I think that data is quite revealing and team officials and the PFF better take note of that fact. It is good to hear that future friendlies are being arranged and the 2nd Peace Cup will be held. I also hope that rumors of an overseas training camp become reality. 

The Azkals need to regain the sharpness in their cutting edge. Sure, it may be possible in football to bludgeon your way to victory, but more often than not, precision is a more reliable approach to attaining success on the pitch. I do hope the team officials and the PFF take every opportunity to arrange matches for the Philippines. Time to get those Azkals' fangs and claws razor sharp once more.

15 August 2013, Moira G Gallaga©


Sweet Victory for Ceres-Negros FC: 2013 National Club Champions

After a hard fought final against a tenacious Pasargad FC, Negros based Ceres La Salle FC clinched the PFF-SMART National Men's Club Championship  with a 1-0 victory. The victory of the club from Sugarlandia was made all the more sweeter given the caliber of opponents it had to dispatch on its way to bringing the cup to Negros island.

UFL Division 1 powerhouses Stallions, Global and Kaya were dispatched by Ceres enroute to the final against Pasargad. Credit should also go to Pasargad FC, who despite missing four key players in the finals still gave Ceres a really hard time. No excuses from Pasargad, who went out and gave Ceres a proper challenge for the title. Given its showing in this tournament, Pasargad is surely a team to watch out for in the UFL this season. 

In a news article, Ceres coach Ali Rojas Go was quoted as saying "You can win one with luck, but two, three, and four, I don’t think so. It’s all hard work.” That's right; it was very much hard work on the part of Ceres that led to their success, one that was richly deserved and unquestionable. Ceres-Negros FC right now is without doubt and certifiably thebest football club in the country.

Those were all difficult matches against highly accomplished teams. Their defense needed to be steady and sure, and the offense clinical. As Coach Ali Go said, they worked really hard at it, but most of all, they believed. They believed in themselves and in one another. That they almost swept up all the individual awards (Chieffy Caligdong won the Golden Boot) showed that this was indeed a team effort. Each player supporting each other in a common effort towards a common goal. 

Photo via Ceres-Negros FC FB page

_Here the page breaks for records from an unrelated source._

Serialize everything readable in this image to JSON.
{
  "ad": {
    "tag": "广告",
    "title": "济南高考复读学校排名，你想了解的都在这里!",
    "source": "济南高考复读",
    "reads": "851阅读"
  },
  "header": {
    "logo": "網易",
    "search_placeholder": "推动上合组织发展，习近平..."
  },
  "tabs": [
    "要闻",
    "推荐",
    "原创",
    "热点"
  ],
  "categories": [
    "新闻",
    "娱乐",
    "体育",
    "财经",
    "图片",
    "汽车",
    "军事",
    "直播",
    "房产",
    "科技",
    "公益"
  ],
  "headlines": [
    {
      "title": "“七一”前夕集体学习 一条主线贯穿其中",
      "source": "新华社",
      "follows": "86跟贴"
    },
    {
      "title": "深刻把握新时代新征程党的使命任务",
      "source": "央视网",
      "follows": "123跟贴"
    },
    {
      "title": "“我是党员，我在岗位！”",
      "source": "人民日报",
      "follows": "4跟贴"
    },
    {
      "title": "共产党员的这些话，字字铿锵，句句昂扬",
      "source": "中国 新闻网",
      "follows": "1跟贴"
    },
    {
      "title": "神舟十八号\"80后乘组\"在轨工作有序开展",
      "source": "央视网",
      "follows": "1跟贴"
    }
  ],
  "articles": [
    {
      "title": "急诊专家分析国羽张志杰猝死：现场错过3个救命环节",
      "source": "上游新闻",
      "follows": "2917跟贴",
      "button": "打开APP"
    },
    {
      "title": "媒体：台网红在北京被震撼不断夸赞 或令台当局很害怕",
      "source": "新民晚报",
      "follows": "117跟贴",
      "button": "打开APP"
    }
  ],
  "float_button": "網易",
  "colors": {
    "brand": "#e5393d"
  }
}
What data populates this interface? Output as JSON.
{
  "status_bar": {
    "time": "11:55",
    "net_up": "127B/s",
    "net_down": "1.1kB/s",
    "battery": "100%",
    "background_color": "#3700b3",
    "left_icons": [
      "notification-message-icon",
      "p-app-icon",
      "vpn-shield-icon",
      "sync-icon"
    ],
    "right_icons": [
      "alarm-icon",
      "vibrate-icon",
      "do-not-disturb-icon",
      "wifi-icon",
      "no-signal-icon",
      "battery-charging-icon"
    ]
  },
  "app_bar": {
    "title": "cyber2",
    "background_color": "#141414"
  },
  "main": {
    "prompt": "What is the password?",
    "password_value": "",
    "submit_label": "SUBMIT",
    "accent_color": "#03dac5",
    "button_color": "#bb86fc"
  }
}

In addition to the players and the coaching staff, the other key factor in the success of Ceres FC is the overwhelming support from its management, as personified by the Yanson brothers. The significance of the support of the Yanson brothers is something that must not be overlooked. The brothers not only support the team, they are also responsible in building foundations and institutional support for the growth and competitiveness of football in Negros. This competitive atmosphere developed by the Yanson brothers and their partners in this endeavor has been crucial in ensuring that a team from Negros can go head to head and overcome the big boys of Philippine club football, particularly the heavy hitters in the UFL.

Special mention also goes out to the Ceres supporters who were at Rizal. For a team based in the province, one had to appreciate the numbers and the spirit displayed by its support in Rizal Stadium. Advertisers, marketing people, sponsors, take note.

It is therefore heartening to note that Ceres FC is contemplating to join the UFL. In the same news article, Coach Ali Go mentions that there is a plan to join the UFL and the soonest could possibly be the UFL Cup in the latter part of this year. However, he cautions that they need to study this carefully as there are certain challenges that need to be considered, such as logistics. 

This prudence is a good sign. While the entry of Ceres FC into the UFL would be a big boost for the league and support its growth, all parties must also ensure that such growth is sustainable in the long term. In much the same way the Football Alliance has carefully nurtured the growth and steady success of the UFL, Ceres FC will likewise ensure that when it throws its hat into the UFL and carry the flag for Negrense football fans, it will be there for the long term.

In the meantime, let's savor and enjoy this achievement of Ceres FC. 

Ceres-Negros FC - 2013 National Men's Football Club Champions! Sounds sweet doesn't it?

05 February 2013, Moira G Gallaga©